Like many occasions throughout history, marches have brought about change and revolution. This year, let us witness and be a part in another march: the march for wildlife.
The first of its kind, Singapore will welcome a stunning Love The Last March sculpture. Located at our beautiful Gardens by the Bay, Love The Last March is the longest sculpture in the world. In tandem with National Endangered Species Day, the sculpture will be open to public from May 19 onwards, and will be exhibited for one full year.
Depicting 45 of the world’s most endangered species led by a giant mountain gorilla on a majestic march, the sculpture aims to bring awareness to the massive rate of wildlife extinction that’s currently happening and to help save the animal kingdom.
Well-known for their monumental public wildlife sculptures, artists Gillie and Marc have been bringing awareness to wildlife through their art for decades. This time, instead of focusing on individual subjects, they wanted to show the scale of how terrifying the rate of extinction is by presenting a march for wildlife, by wildlife themselves.
Based on photographs and sketches collected over years of studying animals like the mountain gorilla, giraffe, giant panda, and Northern hairy-nosed wombat, each of their sculptures is brought to life with vivid details.
According to a report by the World Wide Fund for Nature (WWF), the world has lost an average of 69% of its wildlife in just five decades. Especially for people living in urban environments (like us), extinction is often a silent and distant event.
Designed to be interactive, the public will be able to scan QR codes as they pass each animal on the march to learn more about its behaviour, what it likes it eat, its background, and why it is threatened.

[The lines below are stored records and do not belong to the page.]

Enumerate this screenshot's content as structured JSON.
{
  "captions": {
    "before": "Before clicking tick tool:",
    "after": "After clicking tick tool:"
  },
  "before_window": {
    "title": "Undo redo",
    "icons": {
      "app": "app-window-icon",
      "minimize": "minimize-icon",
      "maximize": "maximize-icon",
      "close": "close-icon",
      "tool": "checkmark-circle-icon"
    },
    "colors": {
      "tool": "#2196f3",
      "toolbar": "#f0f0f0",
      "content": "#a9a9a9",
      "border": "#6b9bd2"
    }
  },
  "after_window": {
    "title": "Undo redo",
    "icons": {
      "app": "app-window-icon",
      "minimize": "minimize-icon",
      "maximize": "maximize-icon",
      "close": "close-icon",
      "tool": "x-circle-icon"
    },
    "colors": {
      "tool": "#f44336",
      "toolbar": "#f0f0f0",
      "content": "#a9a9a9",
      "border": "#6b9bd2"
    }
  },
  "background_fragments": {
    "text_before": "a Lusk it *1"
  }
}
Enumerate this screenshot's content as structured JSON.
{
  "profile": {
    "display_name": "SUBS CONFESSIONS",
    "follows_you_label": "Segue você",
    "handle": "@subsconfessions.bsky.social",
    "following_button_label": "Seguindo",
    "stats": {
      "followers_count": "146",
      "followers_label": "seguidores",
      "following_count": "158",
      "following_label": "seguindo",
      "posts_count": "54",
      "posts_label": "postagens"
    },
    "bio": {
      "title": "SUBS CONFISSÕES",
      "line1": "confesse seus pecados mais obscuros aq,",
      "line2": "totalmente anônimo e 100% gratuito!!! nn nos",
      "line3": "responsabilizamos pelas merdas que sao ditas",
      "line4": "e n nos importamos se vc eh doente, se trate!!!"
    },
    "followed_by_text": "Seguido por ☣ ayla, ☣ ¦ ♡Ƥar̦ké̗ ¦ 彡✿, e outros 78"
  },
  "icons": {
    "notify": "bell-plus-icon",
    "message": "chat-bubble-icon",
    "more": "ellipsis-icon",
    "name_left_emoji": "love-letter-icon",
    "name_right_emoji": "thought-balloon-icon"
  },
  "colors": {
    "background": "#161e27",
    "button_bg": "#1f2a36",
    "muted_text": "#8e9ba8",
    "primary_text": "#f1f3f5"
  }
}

In partnership with WWF-Singapore, the public may also join in efforts to impact the lives of these animals with link to a donation page as they view the sculpture.

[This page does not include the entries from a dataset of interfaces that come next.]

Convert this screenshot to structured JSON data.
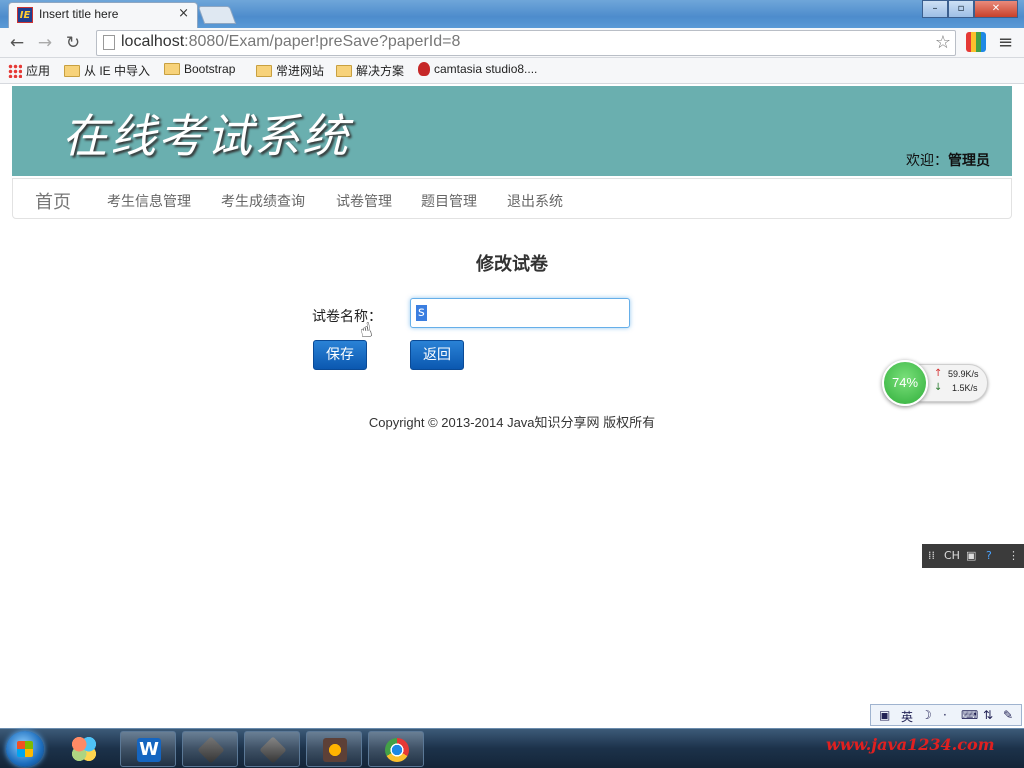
{
  "browser": {
    "tab_title": "Insert title here",
    "tab_close": "×",
    "url_host": "localhost",
    "url_path": ":8080/Exam/paper!preSave?paperId=8",
    "window_buttons": [
      "–",
      "▫",
      "✕"
    ]
  },
  "bookmarks": [
    {
      "label": "应用",
      "icon": "apps-icon"
    },
    {
      "label": "从 IE 中导入",
      "icon": "folder-icon"
    },
    {
      "label": "Bootstrap",
      "icon": "folder-icon"
    },
    {
      "label": "常进网站",
      "icon": "folder-icon"
    },
    {
      "label": "解决方案",
      "icon": "folder-icon"
    },
    {
      "label": "camtasia studio8....",
      "icon": "camtasia-icon"
    }
  ],
  "header": {
    "title": "在线考试系统",
    "welcome_prefix": "欢迎：",
    "welcome_user": "管理员"
  },
  "nav": {
    "brand": "首页",
    "links": [
      "考生信息管理",
      "考生成绩查询",
      "试卷管理",
      "题目管理",
      "退出系统"
    ]
  },
  "form": {
    "title": "修改试卷",
    "name_label": "试卷名称：",
    "name_value": "s",
    "save_label": "保存",
    "back_label": "返回"
  },
  "footer": {
    "copyright": "Copyright © 2013-2014 Java知识分享网 版权所有"
  },
  "netmonitor": {
    "percent": "74%",
    "upload": "59.9K/s",
    "download": "1.5K/s"
  },
  "ime": {
    "lang_top": "CH",
    "lang_bottom": "英"
  },
  "watermark": "www.java1234.com",
  "colors": {
    "banner": "#6aafaf",
    "button": "#0b58b0",
    "net_green": "#2fae3a"
  }
}
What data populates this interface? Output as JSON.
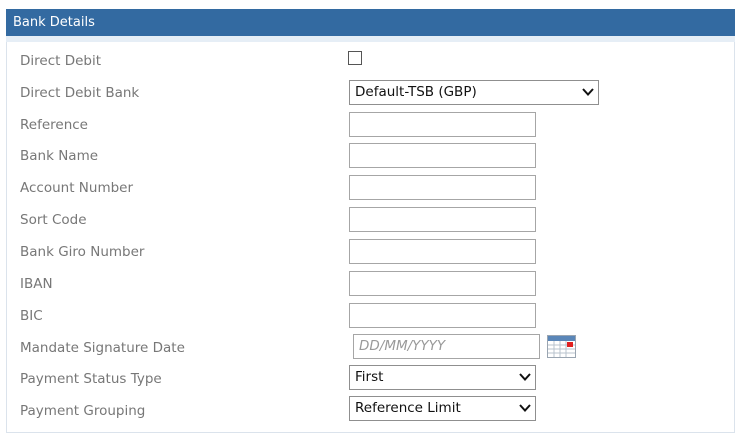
{
  "panel": {
    "title": "Bank Details"
  },
  "fields": {
    "direct_debit": {
      "label": "Direct Debit",
      "checked": false
    },
    "direct_debit_bank": {
      "label": "Direct Debit Bank",
      "value": "Default-TSB (GBP)"
    },
    "reference": {
      "label": "Reference",
      "value": ""
    },
    "bank_name": {
      "label": "Bank Name",
      "value": ""
    },
    "account_number": {
      "label": "Account Number",
      "value": ""
    },
    "sort_code": {
      "label": "Sort Code",
      "value": ""
    },
    "bank_giro_number": {
      "label": "Bank Giro Number",
      "value": ""
    },
    "iban": {
      "label": "IBAN",
      "value": ""
    },
    "bic": {
      "label": "BIC",
      "value": ""
    },
    "mandate_signature_date": {
      "label": "Mandate Signature Date",
      "placeholder": "DD/MM/YYYY"
    },
    "payment_status_type": {
      "label": "Payment Status Type",
      "value": "First"
    },
    "payment_grouping": {
      "label": "Payment Grouping",
      "value": "Reference Limit"
    }
  },
  "colors": {
    "header": "#336aa1",
    "header_strip": "#e6eef6",
    "label": "#777777",
    "calendar_marker": "#e02020"
  },
  "icons": {
    "dropdown": "chevron-down-icon",
    "date_picker": "calendar-icon"
  }
}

Making it a truly unforgettable experience, watch the animals come to life through an AR experience and march in front of you when you scan the QR code.

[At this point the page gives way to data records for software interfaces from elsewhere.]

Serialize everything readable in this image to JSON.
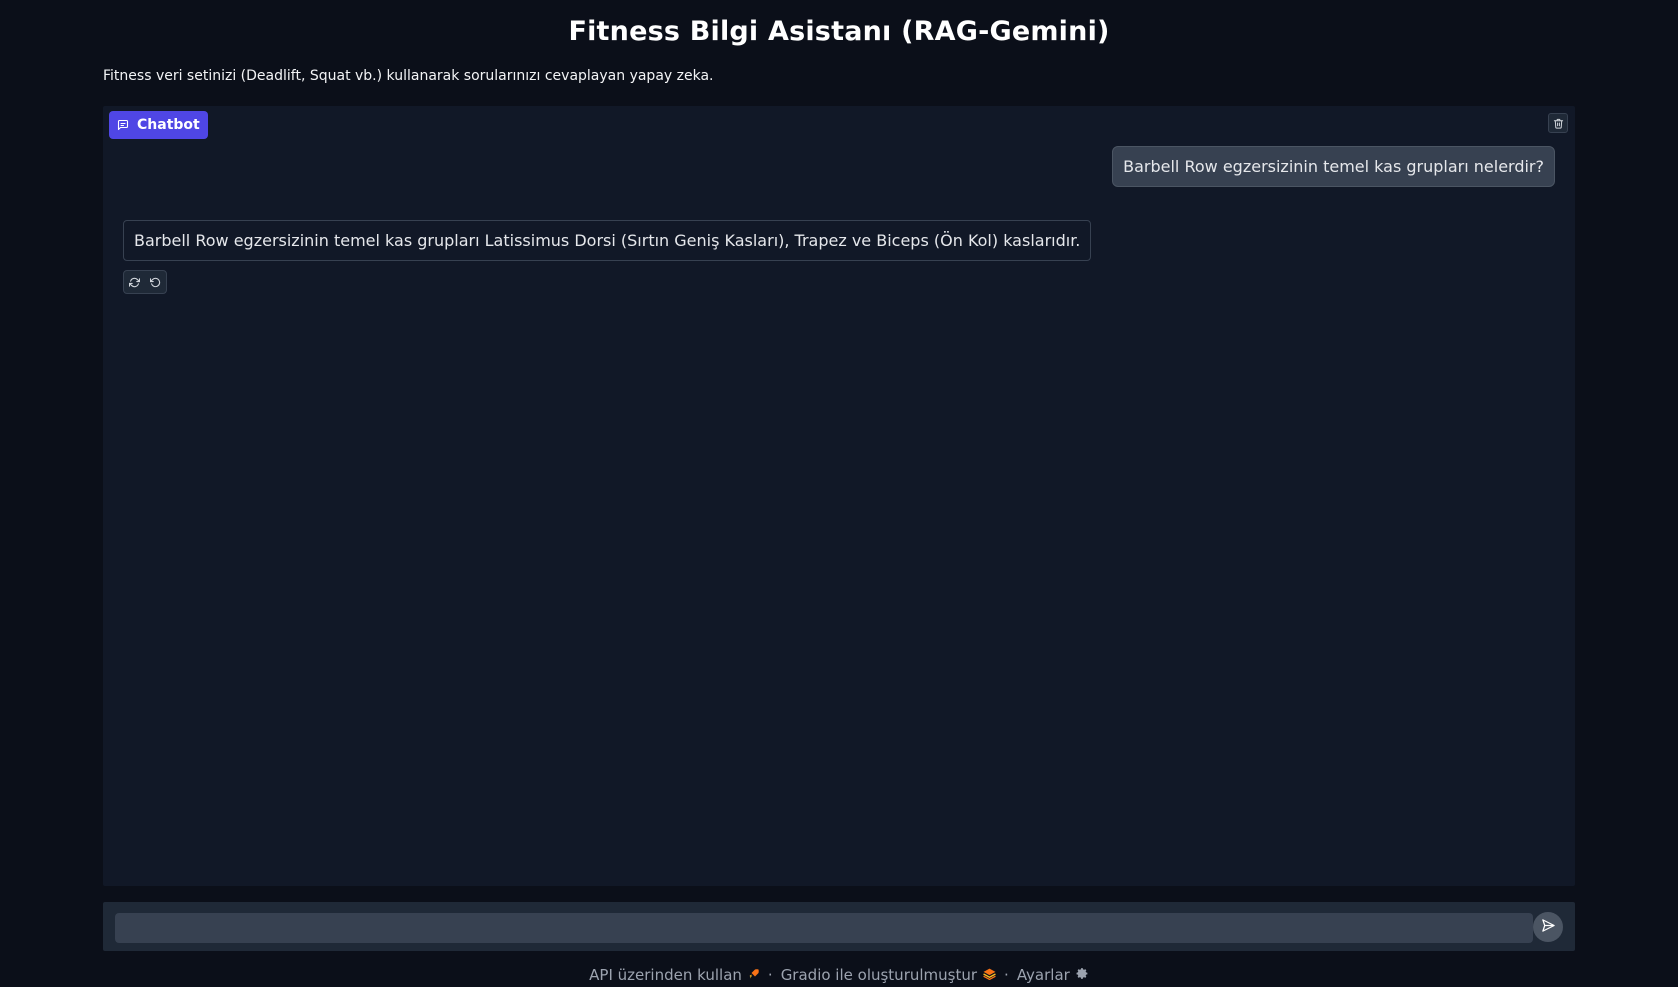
{
  "header": {
    "title": "Fitness Bilgi Asistanı (RAG-Gemini)",
    "description": "Fitness veri setinizi (Deadlift, Squat vb.) kullanarak sorularınızı cevaplayan yapay zeka."
  },
  "chatbot": {
    "label": "Chatbot",
    "label_icon": "chat-bubble-icon",
    "clear_icon": "trash-icon",
    "messages": [
      {
        "role": "user",
        "text": "Barbell Row egzersizinin temel kas grupları nelerdir?"
      },
      {
        "role": "bot",
        "text": "Barbell Row egzersizinin temel kas grupları Latissimus Dorsi (Sırtın Geniş Kasları), Trapez ve Biceps (Ön Kol) kaslarıdır."
      }
    ],
    "actions": [
      {
        "icon": "retry-icon"
      },
      {
        "icon": "undo-icon"
      }
    ]
  },
  "input": {
    "value": "",
    "placeholder": "",
    "send_icon": "send-icon"
  },
  "footer": {
    "api_label": "API üzerinden kullan",
    "gradio_label": "Gradio ile oluşturulmuştur",
    "settings_label": "Ayarlar",
    "separator": "·"
  },
  "colors": {
    "background": "#0b0f19",
    "panel": "#111827",
    "accent": "#4f46e5",
    "user_bubble": "#374151"
  }
}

To find out more about the phenomenal sculpture, visit their website here.